A benefit of working with experienced growth planning specialists like our team at GCG is that they have seen every situation before. So, if you are unsure about your decisions, this expertise can reinforce their ideas or steer you on the right path to growth.

A well-defined plan also gives business owners a unique guide to achieving their own success. When goals are reached and targets are hit, the evidence piles up against impostor syndrome.

5. Fear of missing opportunities

Opportunities are fleeting in the world of business – a trend or deal that was available one day may be gone the next. So, it is understandable that CEOs are fearful of missing out on these, which can either lead them to irrationally pursue everything regardless of the risk involved, or shy away from everything for fear of making a mistake.

Having a strategic growth plan in place gives owners a foundation of stability over their company’s short and long-term future. With this in place, you can better balance whether an opportunity aligns with your current trajectory, and if it would be advantageous to pursue.

6. Fear of change

The human brain actively resists change. Most people thrive on the comfortable, familiar and routine, and anything that distorts that, be it a shift in the industry or an internal reshuffling, can be hard to come to terms with. As such, some CEOs will typically shy away from changing over time, limiting their company’s growth as a result.

A strategic growth plan is key to shifting a “no change” mentality. It can help give you a playbook to how your company should be seeking to evolve in the coming months and years. This makes change less scary and more exciting, as you can track your company’s change and see the tangible benefits this will generate.

7. Fear of the unknown

Like change, the unknown is something many of us avoid at all costs. We take comfort in our everyday surroundings, and while being an entrepreneur requires an element of risk-taking and pioneering, some prefer to keep their venture into “the unknown” as limited as possible.
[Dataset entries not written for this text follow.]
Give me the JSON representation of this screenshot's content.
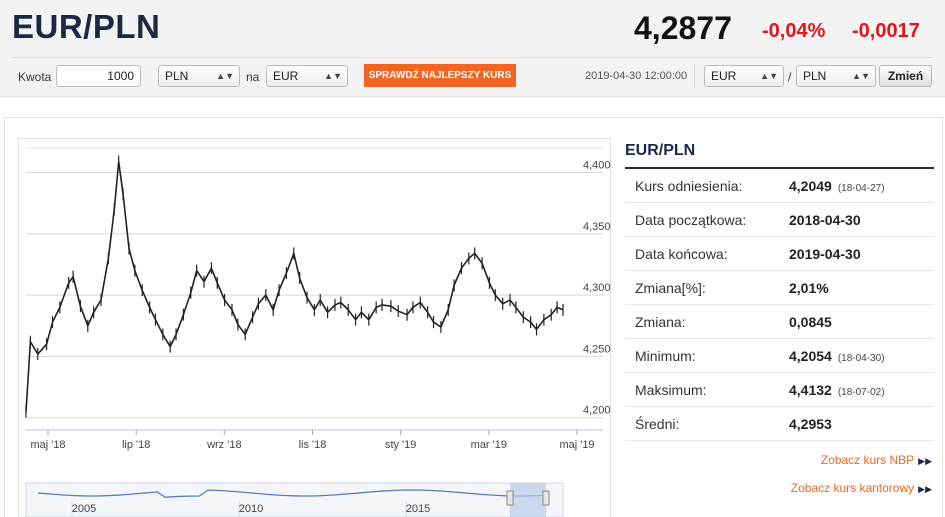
{
  "header": {
    "pair": "EUR/PLN",
    "rate": "4,2877",
    "change_pct": "-0,04%",
    "change_abs": "-0,0017",
    "colors": {
      "negative": "#e3141c",
      "brand": "#1b2a44",
      "accent": "#f26522"
    }
  },
  "converter": {
    "amount_label": "Kwota",
    "amount_value": "1000",
    "from_currency": "PLN",
    "connector": "na",
    "to_currency": "EUR",
    "cta_label": "SPRAWDŹ NAJLEPSZY KURS"
  },
  "pair_selector": {
    "datetime": "2019-04-30 12:00:00",
    "base": "EUR",
    "slash": "/",
    "quote": "PLN",
    "change_button": "Zmień"
  },
  "chart_data": {
    "type": "line",
    "title": "",
    "xlabel": "",
    "ylabel": "",
    "x_ticks": [
      "maj '18",
      "lip '18",
      "wrz '18",
      "lis '18",
      "sty '19",
      "mar '19",
      "maj '19"
    ],
    "y_ticks": [
      "4,2000",
      "4,2500",
      "4,3000",
      "4,3500",
      "4,4000"
    ],
    "ylim": [
      4.19,
      4.42
    ],
    "xlim": [
      "2018-04-30",
      "2019-04-30"
    ],
    "series": [
      {
        "color": "#222222",
        "points": [
          [
            "2018-04-30",
            4.205
          ],
          [
            "2018-05-03",
            4.262
          ],
          [
            "2018-05-08",
            4.252
          ],
          [
            "2018-05-14",
            4.26
          ],
          [
            "2018-05-18",
            4.278
          ],
          [
            "2018-05-23",
            4.29
          ],
          [
            "2018-05-29",
            4.31
          ],
          [
            "2018-06-01",
            4.315
          ],
          [
            "2018-06-06",
            4.291
          ],
          [
            "2018-06-11",
            4.275
          ],
          [
            "2018-06-15",
            4.286
          ],
          [
            "2018-06-20",
            4.296
          ],
          [
            "2018-06-25",
            4.33
          ],
          [
            "2018-06-29",
            4.37
          ],
          [
            "2018-07-02",
            4.409
          ],
          [
            "2018-07-05",
            4.382
          ],
          [
            "2018-07-09",
            4.338
          ],
          [
            "2018-07-13",
            4.32
          ],
          [
            "2018-07-18",
            4.304
          ],
          [
            "2018-07-23",
            4.29
          ],
          [
            "2018-07-27",
            4.28
          ],
          [
            "2018-08-01",
            4.268
          ],
          [
            "2018-08-06",
            4.258
          ],
          [
            "2018-08-10",
            4.268
          ],
          [
            "2018-08-15",
            4.284
          ],
          [
            "2018-08-20",
            4.302
          ],
          [
            "2018-08-24",
            4.32
          ],
          [
            "2018-08-29",
            4.311
          ],
          [
            "2018-09-03",
            4.322
          ],
          [
            "2018-09-07",
            4.31
          ],
          [
            "2018-09-12",
            4.296
          ],
          [
            "2018-09-17",
            4.288
          ],
          [
            "2018-09-21",
            4.276
          ],
          [
            "2018-09-26",
            4.268
          ],
          [
            "2018-10-01",
            4.282
          ],
          [
            "2018-10-05",
            4.293
          ],
          [
            "2018-10-10",
            4.3
          ],
          [
            "2018-10-15",
            4.288
          ],
          [
            "2018-10-19",
            4.304
          ],
          [
            "2018-10-24",
            4.318
          ],
          [
            "2018-10-29",
            4.334
          ],
          [
            "2018-11-02",
            4.314
          ],
          [
            "2018-11-07",
            4.298
          ],
          [
            "2018-11-12",
            4.288
          ],
          [
            "2018-11-16",
            4.296
          ],
          [
            "2018-11-21",
            4.286
          ],
          [
            "2018-11-26",
            4.292
          ],
          [
            "2018-11-30",
            4.294
          ],
          [
            "2018-12-05",
            4.288
          ],
          [
            "2018-12-10",
            4.28
          ],
          [
            "2018-12-14",
            4.286
          ],
          [
            "2018-12-19",
            4.28
          ],
          [
            "2018-12-24",
            4.29
          ],
          [
            "2018-12-28",
            4.292
          ],
          [
            "2019-01-03",
            4.291
          ],
          [
            "2019-01-08",
            4.287
          ],
          [
            "2019-01-14",
            4.284
          ],
          [
            "2019-01-18",
            4.29
          ],
          [
            "2019-01-23",
            4.294
          ],
          [
            "2019-01-28",
            4.286
          ],
          [
            "2019-02-01",
            4.278
          ],
          [
            "2019-02-06",
            4.274
          ],
          [
            "2019-02-11",
            4.288
          ],
          [
            "2019-02-15",
            4.308
          ],
          [
            "2019-02-20",
            4.322
          ],
          [
            "2019-02-25",
            4.33
          ],
          [
            "2019-03-01",
            4.334
          ],
          [
            "2019-03-06",
            4.326
          ],
          [
            "2019-03-11",
            4.31
          ],
          [
            "2019-03-15",
            4.3
          ],
          [
            "2019-03-20",
            4.293
          ],
          [
            "2019-03-25",
            4.296
          ],
          [
            "2019-03-29",
            4.29
          ],
          [
            "2019-04-03",
            4.282
          ],
          [
            "2019-04-08",
            4.278
          ],
          [
            "2019-04-12",
            4.272
          ],
          [
            "2019-04-17",
            4.28
          ],
          [
            "2019-04-22",
            4.284
          ],
          [
            "2019-04-26",
            4.29
          ],
          [
            "2019-04-30",
            4.288
          ]
        ]
      }
    ],
    "navigator": {
      "x_ticks": [
        "2005",
        "2010",
        "2015"
      ],
      "selected_range": [
        "2018-04-30",
        "2019-04-30"
      ]
    },
    "grid": true
  },
  "summary": {
    "title": "EUR/PLN",
    "rows": [
      {
        "label": "Kurs odniesienia:",
        "value": "4,2049",
        "date": "(18-04-27)"
      },
      {
        "label": "Data początkowa:",
        "value": "2018-04-30",
        "date": ""
      },
      {
        "label": "Data końcowa:",
        "value": "2019-04-30",
        "date": ""
      },
      {
        "label": "Zmiana[%]:",
        "value": "2,01%",
        "date": ""
      },
      {
        "label": "Zmiana:",
        "value": "0,0845",
        "date": ""
      },
      {
        "label": "Minimum:",
        "value": "4,2054",
        "date": "(18-04-30)"
      },
      {
        "label": "Maksimum:",
        "value": "4,4132",
        "date": "(18-07-02)"
      },
      {
        "label": "Średni:",
        "value": "4,2953",
        "date": ""
      }
    ],
    "links": {
      "nbp": "Zobacz kurs NBP",
      "kantor": "Zobacz kurs kantorowy"
    }
  }
}
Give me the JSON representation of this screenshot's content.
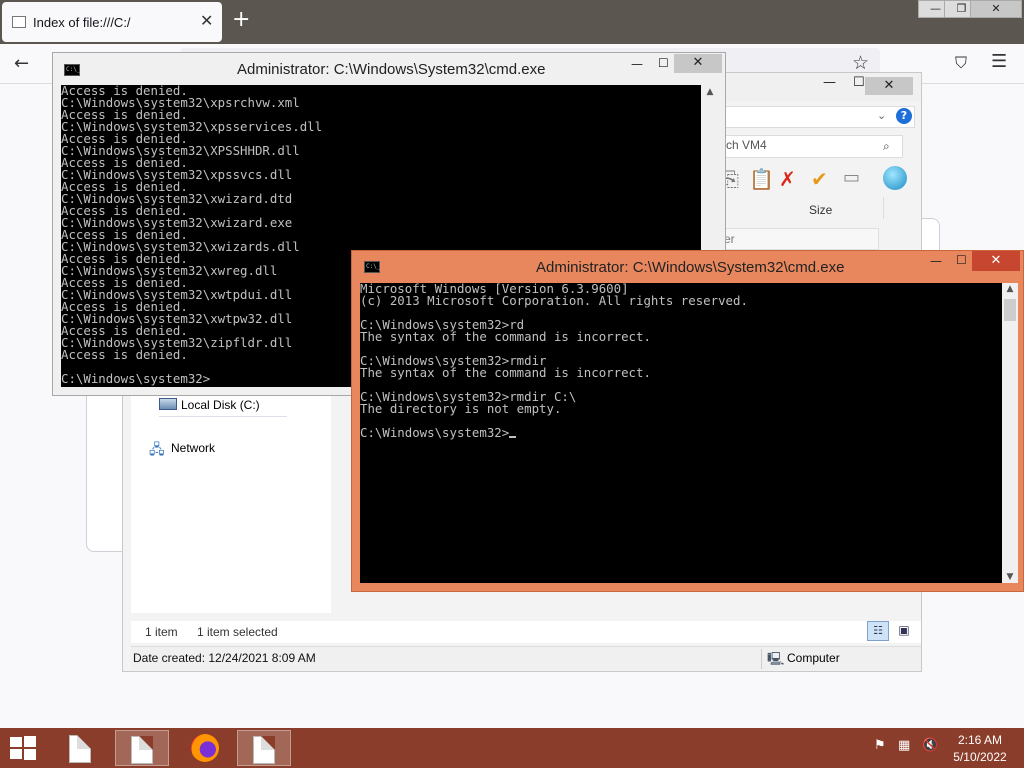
{
  "firefox": {
    "tab_title": "Index of file:///C:/",
    "tab_close": "✕",
    "new_tab": "+",
    "win_min": "—",
    "win_max": "❐",
    "win_close": "✕",
    "back": "←",
    "star": "☆",
    "pocket": "⛉",
    "menu": "☰"
  },
  "explorer": {
    "min": "—",
    "max": "☐",
    "close": "✕",
    "address_chevron": "⌄",
    "help": "?",
    "search_placeholder": "rch VM4",
    "search_icon": "⌕",
    "toolbar_icons": {
      "copy": "⎘",
      "paste": "📋",
      "delete": "✗",
      "check": "✔",
      "properties": "▭"
    },
    "column_size": "Size",
    "filter_text": "er",
    "nav": {
      "local_disk": "Local Disk (C:)",
      "network": "Network",
      "network_icon": "🖧"
    },
    "status": {
      "item_count": "1 item",
      "selected": "1 item selected",
      "view_details_icon": "☷",
      "view_tiles_icon": "▣"
    },
    "details": {
      "date_created": "Date created: 12/24/2021 8:09 AM",
      "location": "Computer",
      "location_icon": "🖳"
    }
  },
  "cmd_back": {
    "title": "Administrator: C:\\Windows\\System32\\cmd.exe",
    "icon_text": "C:\\_",
    "min": "—",
    "max": "☐",
    "close": "✕",
    "lines": [
      "Access is denied.",
      "C:\\Windows\\system32\\xpsrchvw.xml",
      "Access is denied.",
      "C:\\Windows\\system32\\xpsservices.dll",
      "Access is denied.",
      "C:\\Windows\\system32\\XPSSHHDR.dll",
      "Access is denied.",
      "C:\\Windows\\system32\\xpssvcs.dll",
      "Access is denied.",
      "C:\\Windows\\system32\\xwizard.dtd",
      "Access is denied.",
      "C:\\Windows\\system32\\xwizard.exe",
      "Access is denied.",
      "C:\\Windows\\system32\\xwizards.dll",
      "Access is denied.",
      "C:\\Windows\\system32\\xwreg.dll",
      "Access is denied.",
      "C:\\Windows\\system32\\xwtpdui.dll",
      "Access is denied.",
      "C:\\Windows\\system32\\xwtpw32.dll",
      "Access is denied.",
      "C:\\Windows\\system32\\zipfldr.dll",
      "Access is denied.",
      "",
      "C:\\Windows\\system32>"
    ],
    "scroll_up": "▲"
  },
  "cmd_front": {
    "title": "Administrator: C:\\Windows\\System32\\cmd.exe",
    "icon_text": "C:\\_",
    "min": "—",
    "max": "☐",
    "close": "✕",
    "lines": [
      "Microsoft Windows [Version 6.3.9600]",
      "(c) 2013 Microsoft Corporation. All rights reserved.",
      "",
      "C:\\Windows\\system32>rd",
      "The syntax of the command is incorrect.",
      "",
      "C:\\Windows\\system32>rmdir",
      "The syntax of the command is incorrect.",
      "",
      "C:\\Windows\\system32>rmdir C:\\",
      "The directory is not empty.",
      ""
    ],
    "prompt": "C:\\Windows\\system32>",
    "scroll_up": "▲",
    "scroll_down": "▼"
  },
  "taskbar": {
    "tray": {
      "flag": "⚑",
      "network": "▦",
      "volume": "🔇"
    },
    "time": "2:16 AM",
    "date": "5/10/2022"
  }
}
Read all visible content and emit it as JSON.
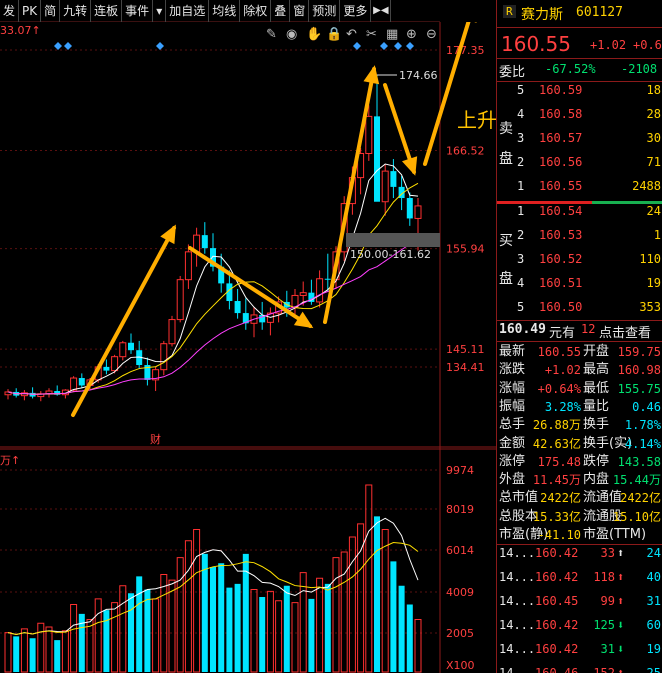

While the unknown is often unavoidable, it’s daunting because you never know how things will turn out. A strategic growth plan limits this by empowering business owners to take action over everything under their control. With this in place, entrepreneurs can proceed into unknown avenues with the confidence that they have a solid plan lighting the way.

The value of strategic growth planning

Fear is an unavoidable aspect of running a business – even after decades in business I still get butterflies before big decisions. But, the key is to harness fear and use it as a motivator, rather than a deterrent. To drive you forward, rather than hold you back.

As illustrated in the examples above, a strategic growth plan, and the support of a team like Generational Consulting Group, can give CEOs the reassurance to overcome these fears and approach their business journey with confidence.

With a great strategy in hand, you are in a much stronger position to know what steps to take for your company to reach the next level. While it won’t remove the fear entirely, this will give you a clearer sense of where you’re going, why you’re going there and how you’ll get there, and this will remove a significant amount of the trepidation behind any decision.

The team at GCG works tirelessly to help business owners see new light for their companies, developing tailored growth plans and advising them on how to take their business forward. This can remove the burdens and doubts from their mind and help ensure they can get some much-needed sleep.

You can see how we have supported many owners to achieve this peace of mind in the following examples:

To learn more about GCG’s services, I’d encourage you to check out our website. You may also be interested in attending a Generational Growth and Exit Planning Conference, where our associates devote a great deal of time to the importance of intentional growth.